As the procurer of rare books, Dean Corso (Johnny Depp) is given an offer too good to refuse. A 300 year old book that is supposedly able to summon Satan is purchased by Boris Balkan (Frank Langella), but Boris makes it clear that summoning Satan was unsuccessful. Boris explains that there are two other copies of this book, both in Europe, and sends Dean to Europe to validate their authenticity. The first book he finds looks to be almost in the exact same condition, except a few differences in the illustrations. Each book has nine illustrations in it, and each copy of the book has a slight difference in three drawings, and each of the different drawings is signed with LCF….LIKE LUCIFER, BRO. That’s right, Lucifer is a sick-ass artist. Dean tracks down each different copy of the book, yet tragedy strikes each book owner after Dean confirms what the differences are. Dean also notices that a mysterious woman seems to be following him, played by Emmanuelle Seigner, who he just takes as someone who Boris has sent to keep tabs on him. Tracing the origins of the books and tracking down the differences in the illustrations leads Dean to multiple mysterious, crazy, and sometimes violent characters. Despite being able to track down all the illustrations, there are still plenty of questions left unanswered, and it’s really up to the viewer to decide what they have just seen.
There are times where it’s possible Emmanuelle Seigner’s character is someone hired by Boris, a demon, or just a weirdo freak who loves having sex in front of burning castles. MAYBE SHE’S ALL OF THE ABOVE!?
Before going any further, I just wanted to clarify that I did find The Ninth Gate to be enjoyable. Kind of amazing that with the subtleties and pacing skills of someone like Roman Polanski that the idea of book hunting can seem dangerous, exciting, and mysterious. Johnny Depp played his character as a little more balanced and little less eccentric than basically every character he’s played in the past 10 years, so that was also a refreshing thing to see. JOHNNY DEPP CAN ACT LIKE A NORMAL ASS DUDE, EVERYBODY. WOULD YOU BELIEVE IT?! Despite the creepy premise and the pacing of the movie being a success, there are still some things that just didn’t sit right with me. Even though the tone of most of the film was that of mystery and suspense, there are still a few moments that play as pretty comedic. Whether it be a cartoonish character harassing Depp’s character for being a vulture early on in the film, combined with some silly musical choices to go along with it, there are strange moments that feel almost wacky when juxtaposed with the tone of the rest of the film.
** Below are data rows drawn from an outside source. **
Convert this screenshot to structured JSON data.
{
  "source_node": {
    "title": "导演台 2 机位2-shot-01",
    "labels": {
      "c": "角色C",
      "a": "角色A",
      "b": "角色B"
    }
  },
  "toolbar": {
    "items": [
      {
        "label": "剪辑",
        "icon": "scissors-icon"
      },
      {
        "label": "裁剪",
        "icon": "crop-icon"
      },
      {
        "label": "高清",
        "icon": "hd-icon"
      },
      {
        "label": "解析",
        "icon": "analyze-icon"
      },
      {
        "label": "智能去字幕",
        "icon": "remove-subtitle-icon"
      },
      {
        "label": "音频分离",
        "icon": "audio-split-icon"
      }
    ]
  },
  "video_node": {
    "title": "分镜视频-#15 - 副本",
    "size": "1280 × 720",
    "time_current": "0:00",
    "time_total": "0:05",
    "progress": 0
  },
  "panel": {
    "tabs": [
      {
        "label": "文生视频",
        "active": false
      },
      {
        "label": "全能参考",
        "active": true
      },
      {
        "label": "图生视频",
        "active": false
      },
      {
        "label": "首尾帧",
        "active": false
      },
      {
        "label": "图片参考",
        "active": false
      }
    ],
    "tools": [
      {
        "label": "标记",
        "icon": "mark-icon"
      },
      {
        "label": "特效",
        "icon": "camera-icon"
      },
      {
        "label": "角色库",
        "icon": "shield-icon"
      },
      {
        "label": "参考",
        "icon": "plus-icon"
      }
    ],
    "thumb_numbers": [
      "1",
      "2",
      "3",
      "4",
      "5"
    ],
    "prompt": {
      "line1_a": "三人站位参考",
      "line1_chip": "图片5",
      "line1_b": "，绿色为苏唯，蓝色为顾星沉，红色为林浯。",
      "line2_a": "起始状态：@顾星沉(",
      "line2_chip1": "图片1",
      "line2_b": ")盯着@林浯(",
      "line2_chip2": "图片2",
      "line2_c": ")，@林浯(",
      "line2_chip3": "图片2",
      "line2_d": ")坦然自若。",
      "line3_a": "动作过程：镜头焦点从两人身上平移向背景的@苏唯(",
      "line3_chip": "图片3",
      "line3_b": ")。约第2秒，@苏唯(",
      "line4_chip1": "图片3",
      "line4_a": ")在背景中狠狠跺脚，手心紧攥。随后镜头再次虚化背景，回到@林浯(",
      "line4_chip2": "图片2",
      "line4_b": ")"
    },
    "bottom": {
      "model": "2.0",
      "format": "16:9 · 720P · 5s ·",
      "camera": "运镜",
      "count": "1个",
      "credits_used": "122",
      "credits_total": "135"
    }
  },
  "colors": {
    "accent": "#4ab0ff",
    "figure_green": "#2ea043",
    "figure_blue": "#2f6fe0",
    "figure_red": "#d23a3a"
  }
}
Another thing was that if you spend an entire film tracking down something that will supposed be able to put you in touch with Satan, you kind of hope to get an answer, one way or another, on whether or not this “Ninth Gate” is in fact a reality. Even though the journey to get to the ending is relatively enjoyable, I think the ambiguity of what really happens at the end is a little underwhelming, but I can see how others might enjoy that ambiguity. Yes, Polanski takes you on a fantastically creepy journey, I just wish that I could more thoroughly enjoy the destination.
Wolfman Moon Scale